Gene Deletions May Lead to Severe ObesityThursday, February 4, 2010
While there is no doubt that our current obesogenic environment is the major driver of the obesity epidemic there is also no doubt that these environmental factors don’t affect everyone to the same degree. Indeed, there is now largely consensus amongst experts that the question of who will get obese and who won’t, given that we are all more or less exposed to the same environmental pressures, is largely determined by our genetic make up (yes, genes also influence behaviour!).
This is even more true for those individuals who make up the rapidly growing group of people with severe obesity – anyone, who believes that you can get to weighing over 350 lbs or more simply by making wrong “choices” probably also still believes in Santa Claus and can’t wait for the Easter Bunny.
Yesterday, the journal Nature reported another study that shows how genetic mutations can markedly increase the risk for severe obesity.
In this large multicentre study headed by my friend and colleague Philippe Froguel, the investigators found a highly penetrant form of obesity, initially observed in 31 subjects who were heterozygous for deletions of a surprisingly large area of chromosome 16 (593 kilobases at 16p11.2) and who also presented with some cognitive deficits.
Subsequently, they identified 19 similar deletions in genome wide association data in 16,053 individuals from eight European cohorts.
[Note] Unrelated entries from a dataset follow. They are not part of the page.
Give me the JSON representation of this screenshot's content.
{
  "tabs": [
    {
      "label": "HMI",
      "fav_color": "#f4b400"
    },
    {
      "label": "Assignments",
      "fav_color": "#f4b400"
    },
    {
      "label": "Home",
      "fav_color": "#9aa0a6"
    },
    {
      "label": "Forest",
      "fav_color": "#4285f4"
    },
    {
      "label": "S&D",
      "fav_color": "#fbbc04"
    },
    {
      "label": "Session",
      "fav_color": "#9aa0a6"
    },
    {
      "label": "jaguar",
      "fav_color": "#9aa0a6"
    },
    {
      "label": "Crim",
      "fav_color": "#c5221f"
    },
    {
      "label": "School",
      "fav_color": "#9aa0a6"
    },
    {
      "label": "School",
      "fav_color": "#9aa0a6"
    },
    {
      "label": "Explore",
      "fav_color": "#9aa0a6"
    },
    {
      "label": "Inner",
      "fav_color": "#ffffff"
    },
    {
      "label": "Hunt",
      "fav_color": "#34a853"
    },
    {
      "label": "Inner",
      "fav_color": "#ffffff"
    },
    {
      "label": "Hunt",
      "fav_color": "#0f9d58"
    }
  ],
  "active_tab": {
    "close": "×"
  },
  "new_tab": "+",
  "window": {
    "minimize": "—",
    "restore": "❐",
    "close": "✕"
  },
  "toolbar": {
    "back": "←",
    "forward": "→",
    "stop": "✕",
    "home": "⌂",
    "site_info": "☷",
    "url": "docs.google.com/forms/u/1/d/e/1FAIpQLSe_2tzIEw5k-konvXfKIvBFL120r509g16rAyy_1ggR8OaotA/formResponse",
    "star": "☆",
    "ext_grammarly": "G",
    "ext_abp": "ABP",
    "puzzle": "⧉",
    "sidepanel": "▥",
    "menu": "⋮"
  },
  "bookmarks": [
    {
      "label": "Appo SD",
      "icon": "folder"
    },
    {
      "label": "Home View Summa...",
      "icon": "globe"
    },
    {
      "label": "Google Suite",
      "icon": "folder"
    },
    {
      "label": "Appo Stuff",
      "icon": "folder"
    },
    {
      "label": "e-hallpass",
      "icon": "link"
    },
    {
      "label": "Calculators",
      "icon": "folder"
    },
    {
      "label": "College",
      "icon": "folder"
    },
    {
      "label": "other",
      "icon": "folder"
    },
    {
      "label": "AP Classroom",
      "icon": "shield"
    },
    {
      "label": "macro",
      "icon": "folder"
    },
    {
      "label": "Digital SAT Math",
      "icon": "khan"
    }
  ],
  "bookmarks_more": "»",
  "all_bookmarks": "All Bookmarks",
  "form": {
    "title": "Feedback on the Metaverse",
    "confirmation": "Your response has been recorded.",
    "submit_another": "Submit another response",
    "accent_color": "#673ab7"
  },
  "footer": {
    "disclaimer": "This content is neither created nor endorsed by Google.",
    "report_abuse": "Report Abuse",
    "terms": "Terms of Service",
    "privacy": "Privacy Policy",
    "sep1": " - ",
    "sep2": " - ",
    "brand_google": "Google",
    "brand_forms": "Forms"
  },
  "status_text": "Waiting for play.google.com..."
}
None of these deletions were found in healthy non-obese controls and were estimated to account for 0.7% of the morbid obesity cases in the dataset.
Interestingly, the parents of some of these index cases also had this deletion and were likewise obese. The cases with the deletion tended to be born with a normal weight but then became overweight at childhood and severely obese as adults.
Unfortunately, this large stretch of chromosome 16 contains many different genes (as many as 30) and it is not clear from these studies exactly which or how these missing genes contribute to the severe obesity phenotype.
Nevertheless, given that this is neither the first genetic defect to be associated with severe obesity nor likely to be the last one of what is believed to be a relatively large number of genetic mutations that have yet to be found, this report should come as a strong warning to anyone who believes that severe obesity is solely a self-inflicted condition resulting purely from poor “choices”.